**DIRECTIONS FOR THIS TASK:** Check each line of the listing below for the word "rows" and say how many lines have it. Nothing else should be written.
(WORKING DATA Opens)
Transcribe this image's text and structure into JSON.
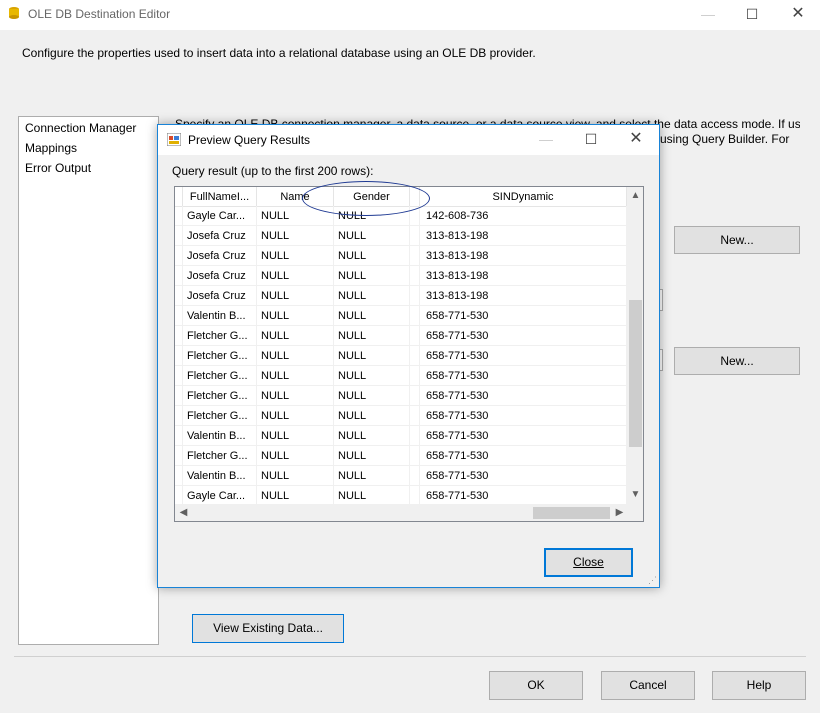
{
  "main_window": {
    "title": "OLE DB Destination Editor",
    "description": "Configure the properties used to insert data into a relational database using an OLE DB provider.",
    "nav_items": [
      {
        "label": "Connection Manager"
      },
      {
        "label": "Mappings"
      },
      {
        "label": "Error Output"
      }
    ],
    "right_desc_line1": "Specify an OLE DB connection manager, a data source, or a data source view, and select the data access mode. If using",
    "right_desc_line2": "using Query Builder. For",
    "new_button_1": "New...",
    "new_button_2": "New...",
    "view_existing_button": "View Existing Data...",
    "ok_button": "OK",
    "cancel_button": "Cancel",
    "help_button": "Help"
  },
  "dialog": {
    "title": "Preview Query Results",
    "label": "Query result (up to the first 200 rows):",
    "close_button": "Close",
    "columns": [
      "FullNameI...",
      "Name",
      "Gender",
      "SINDynamic"
    ],
    "rows": [
      [
        "Gayle Car...",
        "NULL",
        "NULL",
        "142-608-736"
      ],
      [
        "Josefa Cruz",
        "NULL",
        "NULL",
        "313-813-198"
      ],
      [
        "Josefa Cruz",
        "NULL",
        "NULL",
        "313-813-198"
      ],
      [
        "Josefa Cruz",
        "NULL",
        "NULL",
        "313-813-198"
      ],
      [
        "Josefa Cruz",
        "NULL",
        "NULL",
        "313-813-198"
      ],
      [
        "Valentin B...",
        "NULL",
        "NULL",
        "658-771-530"
      ],
      [
        "Fletcher G...",
        "NULL",
        "NULL",
        "658-771-530"
      ],
      [
        "Fletcher G...",
        "NULL",
        "NULL",
        "658-771-530"
      ],
      [
        "Fletcher G...",
        "NULL",
        "NULL",
        "658-771-530"
      ],
      [
        "Fletcher G...",
        "NULL",
        "NULL",
        "658-771-530"
      ],
      [
        "Fletcher G...",
        "NULL",
        "NULL",
        "658-771-530"
      ],
      [
        "Valentin B...",
        "NULL",
        "NULL",
        "658-771-530"
      ],
      [
        "Fletcher G...",
        "NULL",
        "NULL",
        "658-771-530"
      ],
      [
        "Valentin B...",
        "NULL",
        "NULL",
        "658-771-530"
      ],
      [
        "Gayle Car...",
        "NULL",
        "NULL",
        "658-771-530"
      ]
    ]
  },
  "colors": {
    "accent": "#0078d7",
    "annotation_ellipse": "#1f3a93"
  }
}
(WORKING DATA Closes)
**SOLVED EXERCISE:** 2